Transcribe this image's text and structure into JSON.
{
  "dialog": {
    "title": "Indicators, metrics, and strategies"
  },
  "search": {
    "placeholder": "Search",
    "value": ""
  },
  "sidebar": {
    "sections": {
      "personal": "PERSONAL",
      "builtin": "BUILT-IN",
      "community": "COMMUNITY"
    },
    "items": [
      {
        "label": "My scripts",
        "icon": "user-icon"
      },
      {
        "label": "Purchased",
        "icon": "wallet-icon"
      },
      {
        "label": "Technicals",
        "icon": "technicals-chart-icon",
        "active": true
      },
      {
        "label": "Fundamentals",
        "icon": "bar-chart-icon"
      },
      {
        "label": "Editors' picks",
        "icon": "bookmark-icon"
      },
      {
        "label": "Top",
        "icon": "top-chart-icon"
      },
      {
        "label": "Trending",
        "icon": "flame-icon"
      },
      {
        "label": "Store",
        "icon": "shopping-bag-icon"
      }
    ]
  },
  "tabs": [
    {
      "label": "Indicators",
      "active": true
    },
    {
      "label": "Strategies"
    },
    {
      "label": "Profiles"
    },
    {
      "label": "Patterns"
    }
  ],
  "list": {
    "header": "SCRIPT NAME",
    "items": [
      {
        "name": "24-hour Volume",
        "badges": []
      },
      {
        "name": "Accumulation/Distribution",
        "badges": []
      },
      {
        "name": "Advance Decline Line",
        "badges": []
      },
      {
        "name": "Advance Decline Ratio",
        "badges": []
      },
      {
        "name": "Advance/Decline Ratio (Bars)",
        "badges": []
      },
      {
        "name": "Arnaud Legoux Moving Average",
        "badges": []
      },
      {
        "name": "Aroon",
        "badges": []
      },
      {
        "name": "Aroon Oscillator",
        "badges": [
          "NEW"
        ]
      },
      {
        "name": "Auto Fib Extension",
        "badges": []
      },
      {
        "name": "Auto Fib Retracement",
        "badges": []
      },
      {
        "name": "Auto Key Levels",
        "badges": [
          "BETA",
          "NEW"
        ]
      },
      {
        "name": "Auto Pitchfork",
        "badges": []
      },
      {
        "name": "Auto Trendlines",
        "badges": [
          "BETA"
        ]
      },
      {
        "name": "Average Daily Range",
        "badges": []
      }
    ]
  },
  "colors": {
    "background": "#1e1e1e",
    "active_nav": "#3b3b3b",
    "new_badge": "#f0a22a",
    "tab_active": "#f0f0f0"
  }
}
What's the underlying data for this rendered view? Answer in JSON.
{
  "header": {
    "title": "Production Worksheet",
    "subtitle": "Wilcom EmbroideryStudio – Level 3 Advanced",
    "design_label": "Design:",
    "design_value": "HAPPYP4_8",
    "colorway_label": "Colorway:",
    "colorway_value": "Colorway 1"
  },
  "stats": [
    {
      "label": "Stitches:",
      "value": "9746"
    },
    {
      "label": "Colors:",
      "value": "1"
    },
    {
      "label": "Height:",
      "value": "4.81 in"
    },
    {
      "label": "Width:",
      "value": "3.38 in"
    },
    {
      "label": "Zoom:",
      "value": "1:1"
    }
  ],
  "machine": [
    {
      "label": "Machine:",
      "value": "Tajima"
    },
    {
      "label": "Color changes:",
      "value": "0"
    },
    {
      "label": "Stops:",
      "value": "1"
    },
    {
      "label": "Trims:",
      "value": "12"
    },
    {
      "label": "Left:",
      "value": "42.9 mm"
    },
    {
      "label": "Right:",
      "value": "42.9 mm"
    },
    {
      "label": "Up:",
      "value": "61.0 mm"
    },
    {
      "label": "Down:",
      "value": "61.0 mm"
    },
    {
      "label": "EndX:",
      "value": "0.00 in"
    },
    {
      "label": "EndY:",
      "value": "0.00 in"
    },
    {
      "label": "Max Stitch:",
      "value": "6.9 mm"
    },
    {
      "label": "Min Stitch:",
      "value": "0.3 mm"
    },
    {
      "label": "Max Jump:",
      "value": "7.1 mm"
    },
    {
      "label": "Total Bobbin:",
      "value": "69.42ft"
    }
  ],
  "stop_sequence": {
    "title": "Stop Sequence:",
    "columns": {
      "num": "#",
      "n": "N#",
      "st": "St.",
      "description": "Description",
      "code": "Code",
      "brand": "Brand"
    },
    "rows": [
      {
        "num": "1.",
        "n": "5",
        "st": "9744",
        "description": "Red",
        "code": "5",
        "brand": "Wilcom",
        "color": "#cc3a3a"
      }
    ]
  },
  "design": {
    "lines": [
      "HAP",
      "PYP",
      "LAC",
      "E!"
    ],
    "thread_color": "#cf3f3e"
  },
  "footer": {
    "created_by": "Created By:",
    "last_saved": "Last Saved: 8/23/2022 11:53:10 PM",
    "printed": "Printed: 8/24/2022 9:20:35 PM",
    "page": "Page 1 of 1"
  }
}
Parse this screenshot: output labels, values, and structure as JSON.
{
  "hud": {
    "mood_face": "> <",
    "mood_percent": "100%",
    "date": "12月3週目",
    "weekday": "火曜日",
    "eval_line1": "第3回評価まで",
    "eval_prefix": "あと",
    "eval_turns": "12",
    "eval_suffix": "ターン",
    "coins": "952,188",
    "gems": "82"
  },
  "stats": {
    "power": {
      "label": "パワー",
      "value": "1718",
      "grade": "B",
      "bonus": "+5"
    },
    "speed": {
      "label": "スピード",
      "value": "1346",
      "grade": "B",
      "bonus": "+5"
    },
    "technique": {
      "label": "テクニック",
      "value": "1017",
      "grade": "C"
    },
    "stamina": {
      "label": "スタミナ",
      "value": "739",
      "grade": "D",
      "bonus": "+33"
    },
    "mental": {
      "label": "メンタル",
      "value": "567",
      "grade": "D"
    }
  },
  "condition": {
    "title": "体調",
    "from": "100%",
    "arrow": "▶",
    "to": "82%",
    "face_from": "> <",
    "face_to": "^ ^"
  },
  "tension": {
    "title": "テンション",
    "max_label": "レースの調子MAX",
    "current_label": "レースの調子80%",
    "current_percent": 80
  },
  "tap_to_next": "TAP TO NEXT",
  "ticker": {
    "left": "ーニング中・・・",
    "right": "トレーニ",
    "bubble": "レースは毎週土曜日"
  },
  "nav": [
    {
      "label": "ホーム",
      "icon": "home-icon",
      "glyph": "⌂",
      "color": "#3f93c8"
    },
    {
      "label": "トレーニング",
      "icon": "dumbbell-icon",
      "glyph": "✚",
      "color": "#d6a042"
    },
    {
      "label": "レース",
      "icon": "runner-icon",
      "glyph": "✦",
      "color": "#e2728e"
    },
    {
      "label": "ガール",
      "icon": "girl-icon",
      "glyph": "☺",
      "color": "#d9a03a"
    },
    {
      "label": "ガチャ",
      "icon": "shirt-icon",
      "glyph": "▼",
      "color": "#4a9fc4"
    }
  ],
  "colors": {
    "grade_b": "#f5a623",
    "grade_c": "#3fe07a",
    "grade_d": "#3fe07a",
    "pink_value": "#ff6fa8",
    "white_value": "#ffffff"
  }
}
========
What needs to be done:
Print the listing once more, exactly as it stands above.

Written reply:
Transcribe this image's text and structure into JSON.
{
  "dialog": {
    "title": "Indicators, metrics, and strategies"
  },
  "search": {
    "placeholder": "Search",
    "value": ""
  },
  "sidebar": {
    "sections": {
      "personal": "PERSONAL",
      "builtin": "BUILT-IN",
      "community": "COMMUNITY"
    },
    "items": [
      {
        "label": "My scripts",
        "icon": "user-icon"
      },
      {
        "label": "Purchased",
        "icon": "wallet-icon"
      },
      {
        "label": "Technicals",
        "icon": "technicals-chart-icon",
        "active": true
      },
      {
        "label": "Fundamentals",
        "icon": "bar-chart-icon"
      },
      {
        "label": "Editors' picks",
        "icon": "bookmark-icon"
      },
      {
        "label": "Top",
        "icon": "top-chart-icon"
      },
      {
        "label": "Trending",
        "icon": "flame-icon"
      },
      {
        "label": "Store",
        "icon": "shopping-bag-icon"
      }
    ]
  },
  "tabs": [
    {
      "label": "Indicators",
      "active": true
    },
    {
      "label": "Strategies"
    },
    {
      "label": "Profiles"
    },
    {
      "label": "Patterns"
    }
  ],
  "list": {
    "header": "SCRIPT NAME",
    "items": [
      {
        "name": "24-hour Volume",
        "badges": []
      },
      {
        "name": "Accumulation/Distribution",
        "badges": []
      },
      {
        "name": "Advance Decline Line",
        "badges": []
      },
      {
        "name": "Advance Decline Ratio",
        "badges": []
      },
      {
        "name": "Advance/Decline Ratio (Bars)",
        "badges": []
      },
      {
        "name": "Arnaud Legoux Moving Average",
        "badges": []
      },
      {
        "name": "Aroon",
        "badges": []
      },
      {
        "name": "Aroon Oscillator",
        "badges": [
          "NEW"
        ]
      },
      {
        "name": "Auto Fib Extension",
        "badges": []
      },
      {
        "name": "Auto Fib Retracement",
        "badges": []
      },
      {
        "name": "Auto Key Levels",
        "badges": [
          "BETA",
          "NEW"
        ]
      },
      {
        "name": "Auto Pitchfork",
        "badges": []
      },
      {
        "name": "Auto Trendlines",
        "badges": [
          "BETA"
        ]
      },
      {
        "name": "Average Daily Range",
        "badges": []
      }
    ]
  },
  "colors": {
    "background": "#1e1e1e",
    "active_nav": "#3b3b3b",
    "new_badge": "#f0a22a",
    "tab_active": "#f0f0f0"
  }
}
What's the underlying data for this rendered view? Answer in JSON.
{
  "header": {
    "title": "Production Worksheet",
    "subtitle": "Wilcom EmbroideryStudio – Level 3 Advanced",
    "design_label": "Design:",
    "design_value": "HAPPYP4_8",
    "colorway_label": "Colorway:",
    "colorway_value": "Colorway 1"
  },
  "stats": [
    {
      "label": "Stitches:",
      "value": "9746"
    },
    {
      "label": "Colors:",
      "value": "1"
    },
    {
      "label": "Height:",
      "value": "4.81 in"
    },
    {
      "label": "Width:",
      "value": "3.38 in"
    },
    {
      "label": "Zoom:",
      "value": "1:1"
    }
  ],
  "machine": [
    {
      "label": "Machine:",
      "value": "Tajima"
    },
    {
      "label": "Color changes:",
      "value": "0"
    },
    {
      "label": "Stops:",
      "value": "1"
    },
    {
      "label": "Trims:",
      "value": "12"
    },
    {
      "label": "Left:",
      "value": "42.9 mm"
    },
    {
      "label": "Right:",
      "value": "42.9 mm"
    },
    {
      "label": "Up:",
      "value": "61.0 mm"
    },
    {
      "label": "Down:",
      "value": "61.0 mm"
    },
    {
      "label": "EndX:",
      "value": "0.00 in"
    },
    {
      "label": "EndY:",
      "value": "0.00 in"
    },
    {
      "label": "Max Stitch:",
      "value": "6.9 mm"
    },
    {
      "label": "Min Stitch:",
      "value": "0.3 mm"
    },
    {
      "label": "Max Jump:",
      "value": "7.1 mm"
    },
    {
      "label": "Total Bobbin:",
      "value": "69.42ft"
    }
  ],
  "stop_sequence": {
    "title": "Stop Sequence:",
    "columns": {
      "num": "#",
      "n": "N#",
      "st": "St.",
      "description": "Description",
      "code": "Code",
      "brand": "Brand"
    },
    "rows": [
      {
        "num": "1.",
        "n": "5",
        "st": "9744",
        "description": "Red",
        "code": "5",
        "brand": "Wilcom",
        "color": "#cc3a3a"
      }
    ]
  },
  "design": {
    "lines": [
      "HAP",
      "PYP",
      "LAC",
      "E!"
    ],
    "thread_color": "#cf3f3e"
  },
  "footer": {
    "created_by": "Created By:",
    "last_saved": "Last Saved: 8/23/2022 11:53:10 PM",
    "printed": "Printed: 8/24/2022 9:20:35 PM",
    "page": "Page 1 of 1"
  }
}
Parse this screenshot: output labels, values, and structure as JSON.
{
  "hud": {
    "mood_face": "> <",
    "mood_percent": "100%",
    "date": "12月3週目",
    "weekday": "火曜日",
    "eval_line1": "第3回評価まで",
    "eval_prefix": "あと",
    "eval_turns": "12",
    "eval_suffix": "ターン",
    "coins": "952,188",
    "gems": "82"
  },
  "stats": {
    "power": {
      "label": "パワー",
      "value": "1718",
      "grade": "B",
      "bonus": "+5"
    },
    "speed": {
      "label": "スピード",
      "value": "1346",
      "grade": "B",
      "bonus": "+5"
    },
    "technique": {
      "label": "テクニック",
      "value": "1017",
      "grade": "C"
    },
    "stamina": {
      "label": "スタミナ",
      "value": "739",
      "grade": "D",
      "bonus": "+33"
    },
    "mental": {
      "label": "メンタル",
      "value": "567",
      "grade": "D"
    }
  },
  "condition": {
    "title": "体調",
    "from": "100%",
    "arrow": "▶",
    "to": "82%",
    "face_from": "> <",
    "face_to": "^ ^"
  },
  "tension": {
    "title": "テンション",
    "max_label": "レースの調子MAX",
    "current_label": "レースの調子80%",
    "current_percent": 80
  },
  "tap_to_next": "TAP TO NEXT",
  "ticker": {
    "left": "ーニング中・・・",
    "right": "トレーニ",
    "bubble": "レースは毎週土曜日"
  },
  "nav": [
    {
      "label": "ホーム",
      "icon": "home-icon",
      "glyph": "⌂",
      "color": "#3f93c8"
    },
    {
      "label": "トレーニング",
      "icon": "dumbbell-icon",
      "glyph": "✚",
      "color": "#d6a042"
    },
    {
      "label": "レース",
      "icon": "runner-icon",
      "glyph": "✦",
      "color": "#e2728e"
    },
    {
      "label": "ガール",
      "icon": "girl-icon",
      "glyph": "☺",
      "color": "#d9a03a"
    },
    {
      "label": "ガチャ",
      "icon": "shirt-icon",
      "glyph": "▼",
      "color": "#4a9fc4"
    }
  ],
  "colors": {
    "grade_b": "#f5a623",
    "grade_c": "#3fe07a",
    "grade_d": "#3fe07a",
    "pink_value": "#ff6fa8",
    "white_value": "#ffffff"
  }
}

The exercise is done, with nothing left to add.